Kids are people too. They have thoughts, feelings, desires and dreams…just like we do. They experience love, fear and rejection…just like we do.
We do them a disservice when we treat them like they’re not people, like they’re completely different than us. Sometimes we dismiss kids or talk about them like they don’t understand, but the reality is that kids are just like us (only smaller), and they understand more than we think.
In our home, we love reading and telling stories. These are a few of the books we’re enjoying this week.
1. Snow by Roy McKie & P.D. Eastman
This book is a cute way to introduce a child to snow (which is very rare in the San Francisco Bay Area). From snowball fights and skiing to fort building and snowman making. It’s perfect for enjoying with a cup of hot cocoa or while wrapped up in a warm blanket.
2. Amelia Bedelia Hits the Trail by Herman Parish

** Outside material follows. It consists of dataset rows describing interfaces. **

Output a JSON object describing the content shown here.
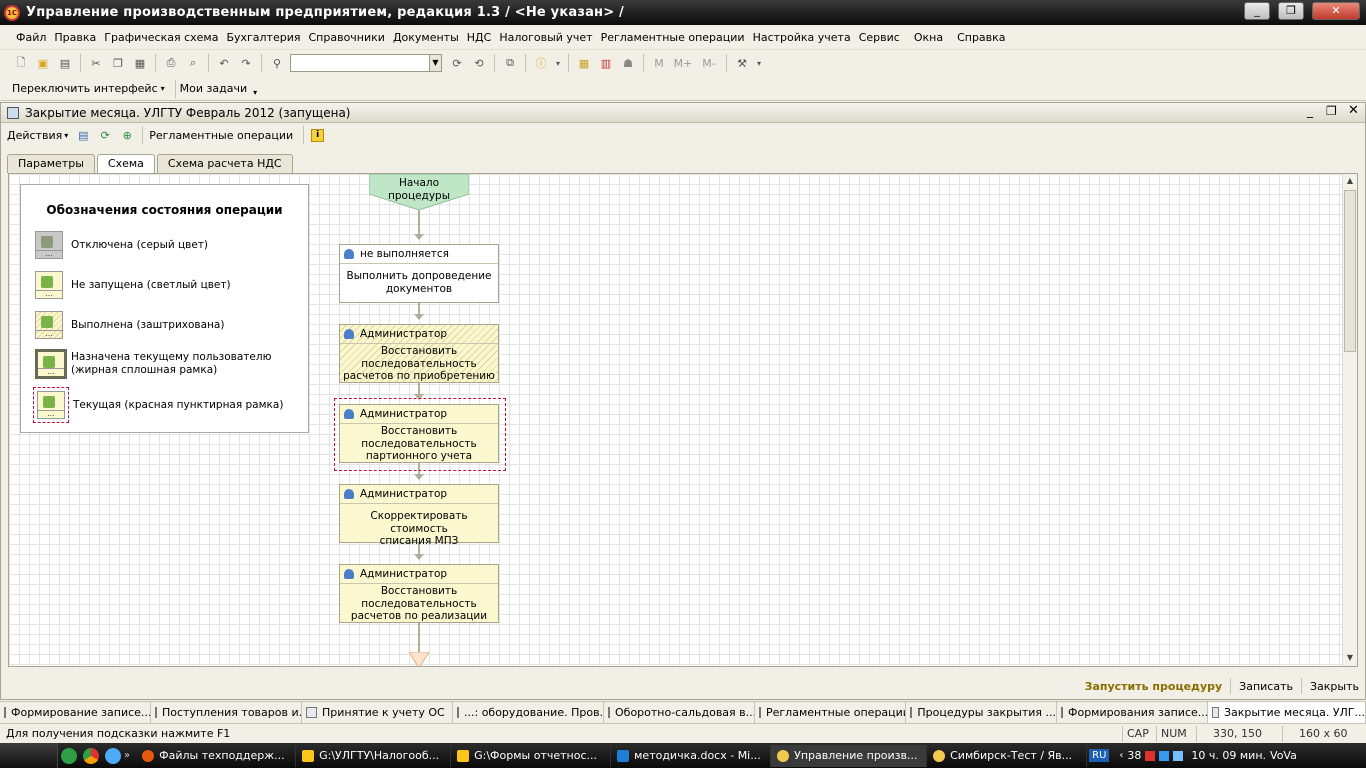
{
  "window": {
    "title": "Управление производственным предприятием, редакция 1.3 / <Не указан> /",
    "logo_text": "1С",
    "controls": [
      "_",
      "❐",
      "✕"
    ]
  },
  "menu": [
    "Файл",
    "Правка",
    "Графическая схема",
    "Бухгалтерия",
    "Справочники",
    "Документы",
    "НДС",
    "Налоговый учет",
    "Регламентные операции",
    "Настройка учета",
    "Сервис",
    "Окна",
    "Справка"
  ],
  "toolbar": {
    "m_buttons": [
      "M",
      "M+",
      "M-"
    ]
  },
  "toolbar2": {
    "switch_interface": "Переключить интерфейс",
    "my_tasks": "Мои задачи"
  },
  "doc": {
    "title": "Закрытие месяца. УЛГТУ Февраль 2012 (запущена)",
    "actions_label": "Действия",
    "reg_ops_label": "Регламентные операции",
    "tabs": [
      "Параметры",
      "Схема",
      "Схема расчета НДС"
    ],
    "active_tab": "Схема"
  },
  "legend": {
    "title": "Обозначения состояния операции",
    "items": [
      {
        "line1": "Отключена (серый цвет)",
        "line2": ""
      },
      {
        "line1": "Не запущена (светлый цвет)",
        "line2": ""
      },
      {
        "line1": "Выполнена (заштрихована)",
        "line2": ""
      },
      {
        "line1": "Назначена текущему пользователю",
        "line2": "(жирная сплошная рамка)"
      },
      {
        "line1": "Текущая (красная пунктирная рамка)",
        "line2": ""
      }
    ]
  },
  "flow": {
    "start": {
      "line1": "Начало",
      "line2": "процедуры"
    },
    "nodes": [
      {
        "owner": "не выполняется",
        "lines": [
          "Выполнить допроведение",
          "документов"
        ],
        "state": "white"
      },
      {
        "owner": "Администратор",
        "lines": [
          "Восстановить",
          "последовательность",
          "расчетов по приобретению"
        ],
        "state": "hatched"
      },
      {
        "owner": "Администратор",
        "lines": [
          "Восстановить",
          "последовательность",
          "партионного учета"
        ],
        "state": "current"
      },
      {
        "owner": "Администратор",
        "lines": [
          "Скорректировать стоимость",
          "списания МПЗ"
        ],
        "state": "yellow"
      },
      {
        "owner": "Администратор",
        "lines": [
          "Восстановить",
          "последовательность",
          "расчетов по реализации"
        ],
        "state": "yellow"
      }
    ]
  },
  "doc_bottom": {
    "run": "Запустить процедуру",
    "save": "Записать",
    "close": "Закрыть"
  },
  "window_tabs": [
    "Формирование записе...",
    "Поступления товаров и...",
    "Принятие к учету ОС",
    "...: оборудование. Пров...",
    "Оборотно-сальдовая в...",
    "Регламентные операции",
    "Процедуры закрытия ...",
    "Формирования записе...",
    "Закрытие месяца. УЛГ..."
  ],
  "status": {
    "hint": "Для получения подсказки нажмите F1",
    "cap": "CAP",
    "num": "NUM",
    "coords": "330, 150",
    "size": "160 x 60"
  },
  "taskbar": {
    "items": [
      "Файлы техподдерж...",
      "G:\\УЛГТУ\\Налогооб...",
      "G:\\Формы отчетнос...",
      "методичка.docx - Mi...",
      "Управление произв...",
      "Симбирск-Тест / Яв..."
    ],
    "lang": "RU",
    "volume": "38",
    "clock": "10 ч. 09 мин.",
    "user": "VoVa"
  }
}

Amelia Bedelia and her school friends discover more than they expect to, in this funny story about the great (and not so great) outdoors.
3. Claude at the Circus by Alex T. Smith
Claude and Sir Bobblysock’s adventures continue in the second title in this adorable series. When Mr. and Mrs. Shinyshoes leave for the day, our two heroes take a walk in the park. They get caught up among a group of joggers, have an ice cream, and take a nap in the flowerbed. But when a woman calls for help, they find themselves rescuing a runaway baby buggy with the baby still inside! After their daring success, they are invited by The Amazing Alan to come see his circus. When the performers struggle with their acts, Claude and Sir Bobblysock must save the show.
4. Nothing by John Agee
Otis has an antique shop crammed to the gills with stuff. So he’s delighted when someone comes in and buys it all. Next day, Suzie Gump arrives, the shop is empty, full of nothing, and Suzy loves it-and takes it all. Suzie has set a trend, and soon everybody is craving nothing-the stores are full of it. It’s only when there’s not even a towel for drying off after a bath that Suzie realizes she may have gone a bit too far.
Telling a crying child to “stop crying” only makes him/her cry more. Yelling it out of frustration or anger is even worse. (I know. I’ve tried.)
This works: gentleness, compassion and understanding. Hugs work. Prayer works. Acknowledging the pain works. Listening works. Fresh air works.
I’ll remember this the next time I need to comfort a crying child.
The easiest way to organize kid toys…is to give them away.
I want KidFish to love reading, so we’re reading lots of interesting, creative books. These are a few of the ones we’re enjoying this week.
1. Stone Soup by Marcia Brown
This book is based on an old French tale about three hungry soldiers who come up with a way to get the townspeople to provide them with a feast.
2. The Frogs Wore Red Suspenders by Jack Prelutsky
Whimsical rhymes about people and animals, set in such far-flung places as Tuscaloosa, Tucumcari, and the Grand Canyon.
3. The Empty Pot by Demi
A tale about hard work, courage and honesty.
When a little boy named Ping admits that he is the only child in China unable to grow a flower from the seeds distributed by the Emperor, he is rewarded for his honesty.
4. The Little Engine That Could by Watty Piper
The story of a train filled with toys and gifts for little boys and girls that breaks down before reaching the children. After asking several passing trains for help over the hill, a little blue train agrees to help the stranded toys. Even though she is small, the blue train tries her best to bring the toys to the children on the other side of the hill.
September is here and that means summer is coming to an end. When I think back on my summer of learning, exploration and growth, my favorite adventure by far was berry picking with my family. (Blueberries and strawberries are my favorite fruits.) I loved seeing how they grow and tasting them fresh off the bush/vine.
Both blueberries and strawberries grow low to the ground so KidFish was able to pick them herself! Bonus points for activities that KidFish can do without much help.
Sometimes my job as a mom is to step in, to help and to direct.
But sometimes the best thing I can do is to just get out of the way and let KidFish explore, struggle and figure it out on her own.
The hard part is knowing the difference.